#### Exercise prompt
Repeat the entries below exactly. Drop the pictures.

#### Dataset rows describing interfaces
------------------------------------------------------------------------

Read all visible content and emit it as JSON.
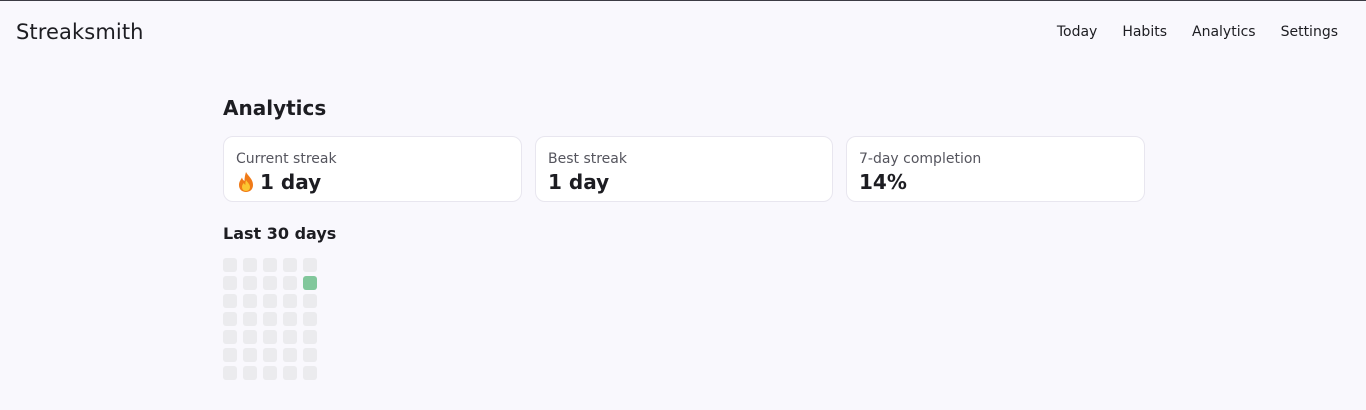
{
  "app": {
    "title": "Streaksmith"
  },
  "nav": [
    {
      "label": "Today"
    },
    {
      "label": "Habits"
    },
    {
      "label": "Analytics"
    },
    {
      "label": "Settings"
    }
  ],
  "page": {
    "title": "Analytics"
  },
  "stats": [
    {
      "label": "Current streak",
      "value": "1 day",
      "icon": "flame-icon"
    },
    {
      "label": "Best streak",
      "value": "1 day"
    },
    {
      "label": "7-day completion",
      "value": "14%"
    }
  ],
  "heatmap": {
    "title": "Last 30 days",
    "columns": 5,
    "days": [
      0,
      0,
      0,
      0,
      0,
      0,
      0,
      0,
      0,
      1,
      0,
      0,
      0,
      0,
      0,
      0,
      0,
      0,
      0,
      0,
      0,
      0,
      0,
      0,
      0,
      0,
      0,
      0,
      0,
      0,
      0,
      0,
      0,
      0,
      0
    ],
    "colors": {
      "empty": "#ebebee",
      "done": "#82c79c"
    }
  }
}
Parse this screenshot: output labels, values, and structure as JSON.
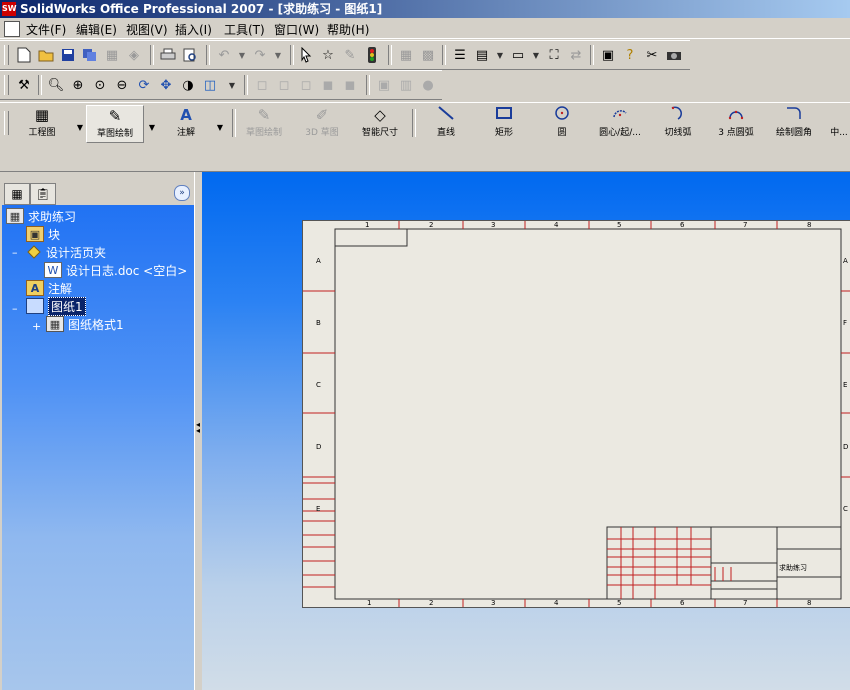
{
  "window": {
    "title": "SolidWorks Office Professional 2007 - [求助练习 - 图纸1]",
    "app_icon_text": "SW"
  },
  "menu": [
    "文件(F)",
    "编辑(E)",
    "视图(V)",
    "插入(I)",
    "工具(T)",
    "窗口(W)",
    "帮助(H)"
  ],
  "command_manager": [
    {
      "label": "工程图"
    },
    {
      "label": "草图绘制"
    },
    {
      "label": "注解"
    },
    {
      "label": "草图绘制"
    },
    {
      "label": "3D 草图"
    },
    {
      "label": "智能尺寸"
    },
    {
      "label": "直线"
    },
    {
      "label": "矩形"
    },
    {
      "label": "圆"
    },
    {
      "label": "圆心/起/..."
    },
    {
      "label": "切线弧"
    },
    {
      "label": "3 点圆弧"
    },
    {
      "label": "绘制圆角"
    },
    {
      "label": "中..."
    }
  ],
  "tree": {
    "root": "求助练习",
    "items": [
      "块",
      "设计活页夹",
      "设计日志.doc <空白>",
      "注解",
      "图纸1",
      "图纸格式1"
    ]
  },
  "sheet": {
    "col_labels": [
      "1",
      "2",
      "3",
      "4",
      "5",
      "6",
      "7",
      "8"
    ],
    "row_labels": [
      "A",
      "B",
      "C",
      "D",
      "E",
      "F"
    ],
    "title_block_name": "求助练习"
  }
}
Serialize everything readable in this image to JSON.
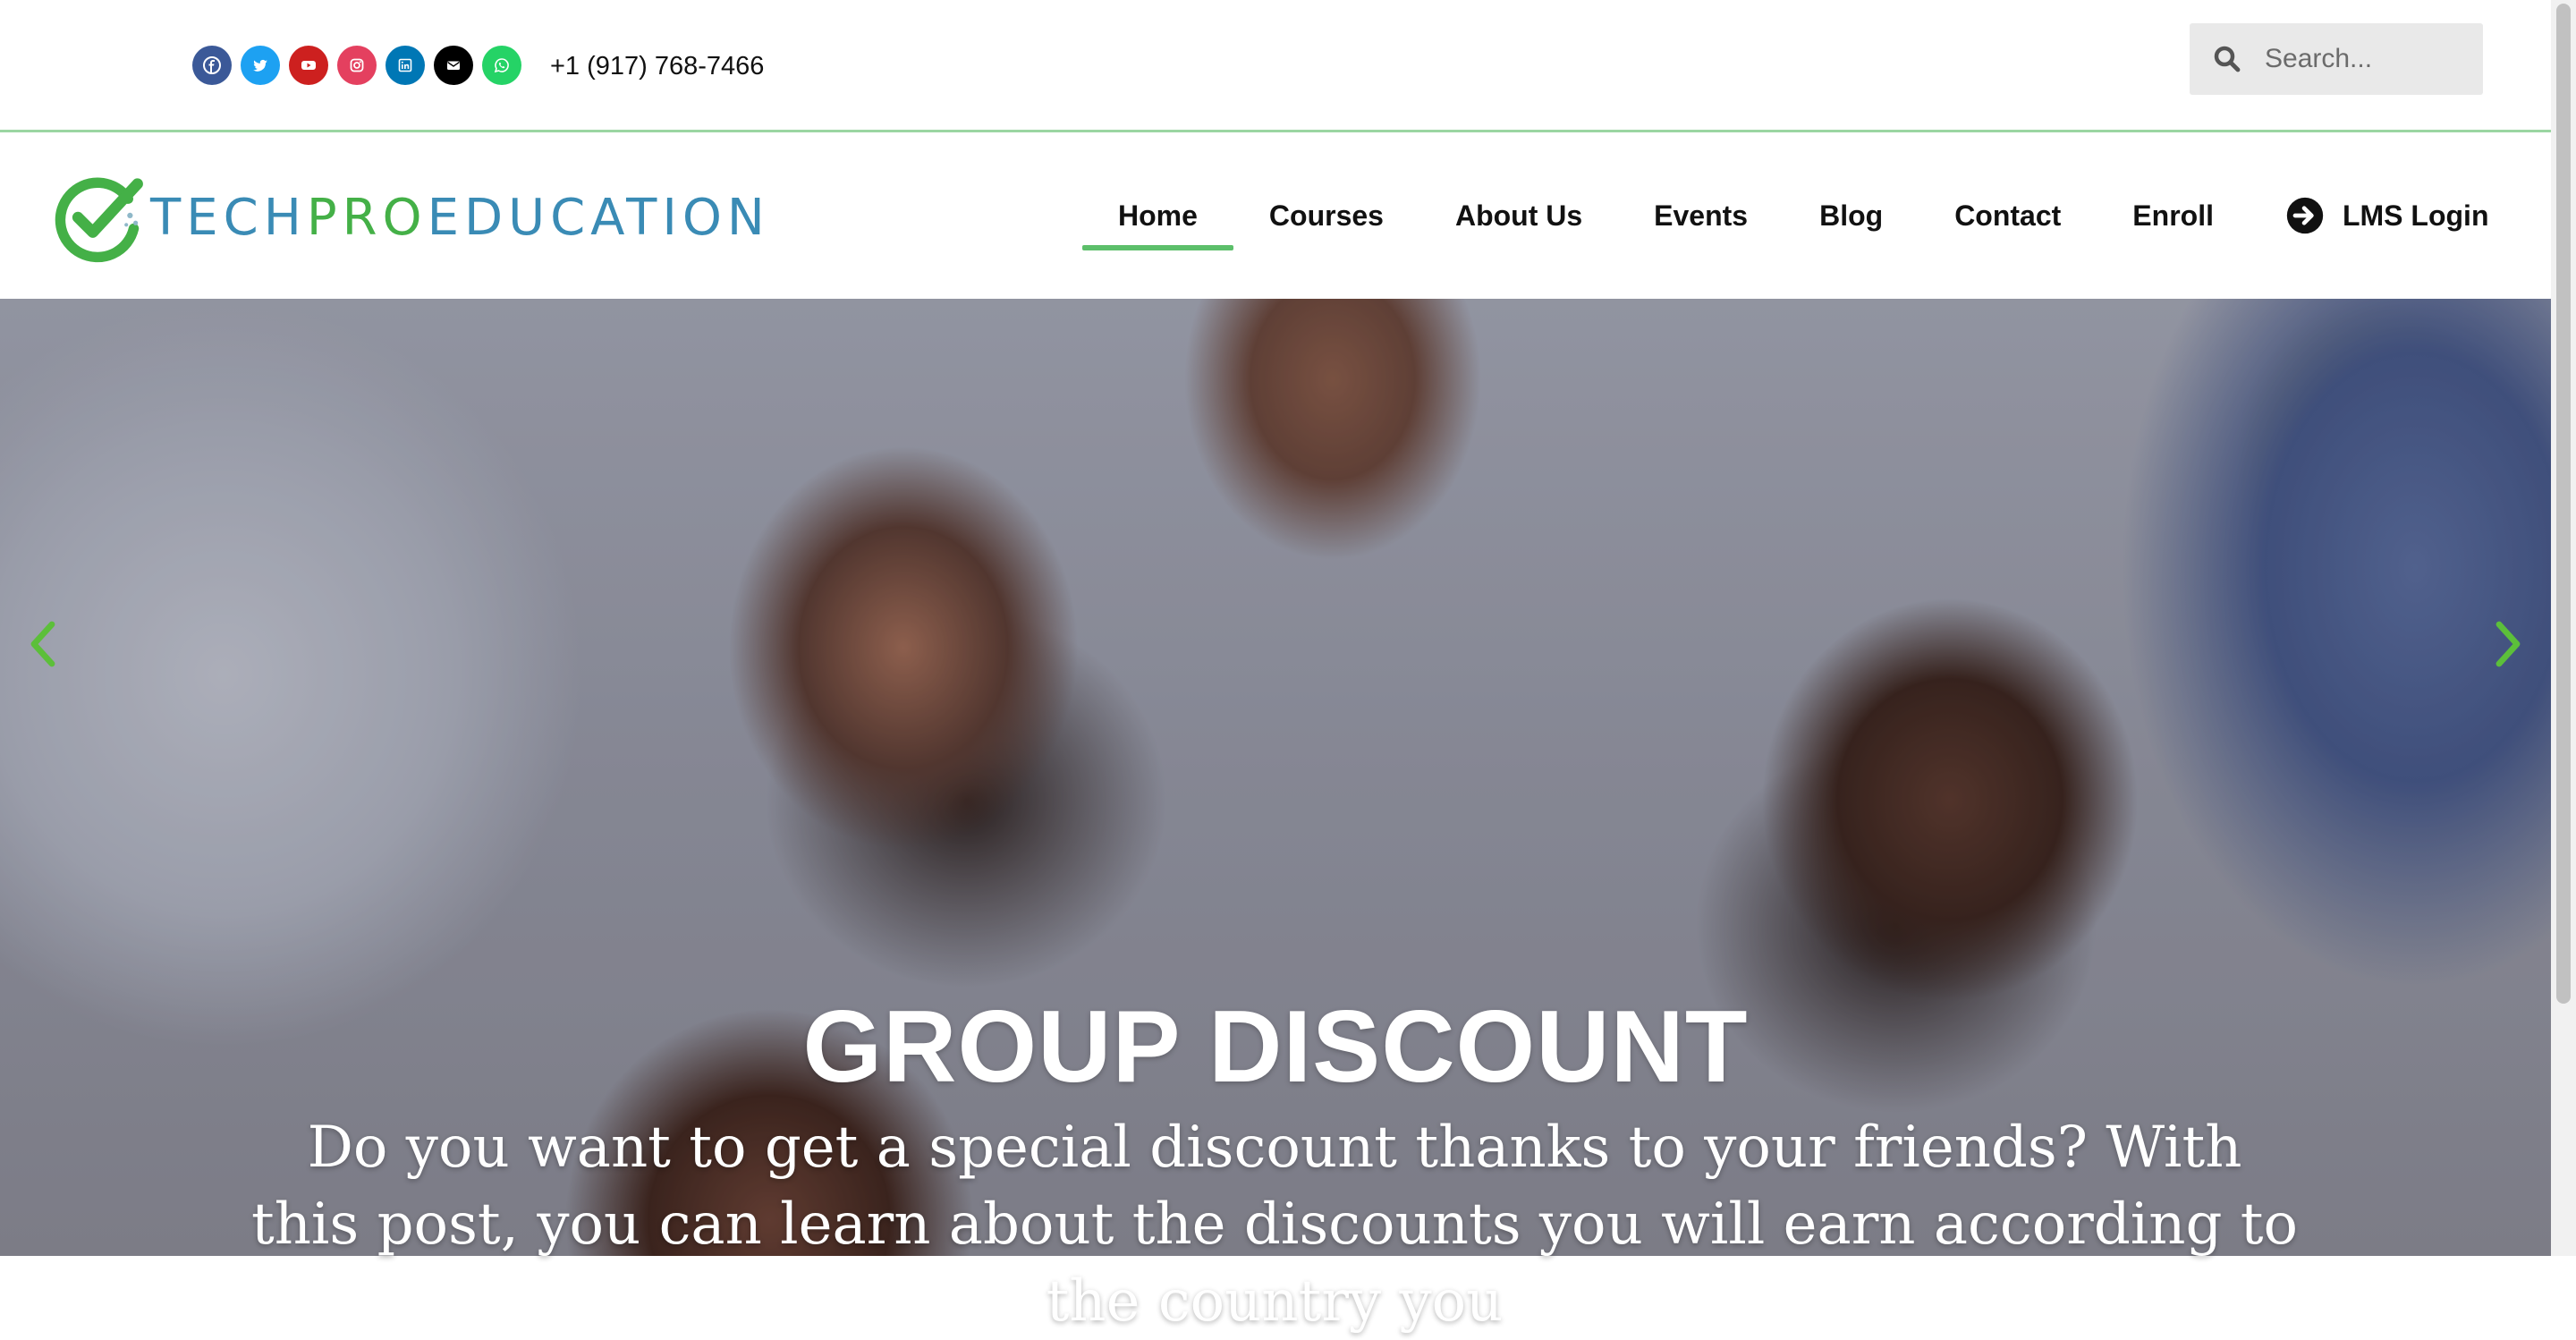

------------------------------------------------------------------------

#### Exercise result
Read all visible content and emit it as JSON.
{
  "app": {
    "title": "Streaksmith"
  },
  "nav": [
    {
      "label": "Today"
    },
    {
      "label": "Habits"
    },
    {
      "label": "Analytics"
    },
    {
      "label": "Settings"
    }
  ],
  "page": {
    "title": "Analytics"
  },
  "stats": [
    {
      "label": "Current streak",
      "value": "1 day",
      "icon": "flame-icon"
    },
    {
      "label": "Best streak",
      "value": "1 day"
    },
    {
      "label": "7-day completion",
      "value": "14%"
    }
  ],
  "heatmap": {
    "title": "Last 30 days",
    "columns": 5,
    "days": [
      0,
      0,
      0,
      0,
      0,
      0,
      0,
      0,
      0,
      1,
      0,
      0,
      0,
      0,
      0,
      0,
      0,
      0,
      0,
      0,
      0,
      0,
      0,
      0,
      0,
      0,
      0,
      0,
      0,
      0,
      0,
      0,
      0,
      0,
      0
    ],
    "colors": {
      "empty": "#ebebee",
      "done": "#82c79c"
    }
  }
}
Parse this screenshot: output labels, values, and structure as JSON.
{
  "window": {
    "title": "SolidWorks Office Professional 2007 - [求助练习 - 图纸1]",
    "app_icon_text": "SW"
  },
  "menu": [
    "文件(F)",
    "编辑(E)",
    "视图(V)",
    "插入(I)",
    "工具(T)",
    "窗口(W)",
    "帮助(H)"
  ],
  "command_manager": [
    {
      "label": "工程图"
    },
    {
      "label": "草图绘制"
    },
    {
      "label": "注解"
    },
    {
      "label": "草图绘制"
    },
    {
      "label": "3D 草图"
    },
    {
      "label": "智能尺寸"
    },
    {
      "label": "直线"
    },
    {
      "label": "矩形"
    },
    {
      "label": "圆"
    },
    {
      "label": "圆心/起/..."
    },
    {
      "label": "切线弧"
    },
    {
      "label": "3 点圆弧"
    },
    {
      "label": "绘制圆角"
    },
    {
      "label": "中..."
    }
  ],
  "tree": {
    "root": "求助练习",
    "items": [
      "块",
      "设计活页夹",
      "设计日志.doc <空白>",
      "注解",
      "图纸1",
      "图纸格式1"
    ]
  },
  "sheet": {
    "col_labels": [
      "1",
      "2",
      "3",
      "4",
      "5",
      "6",
      "7",
      "8"
    ],
    "row_labels": [
      "A",
      "B",
      "C",
      "D",
      "E",
      "F"
    ],
    "title_block_name": "求助练习"
  }
}
Serialize everything readable in this image to JSON.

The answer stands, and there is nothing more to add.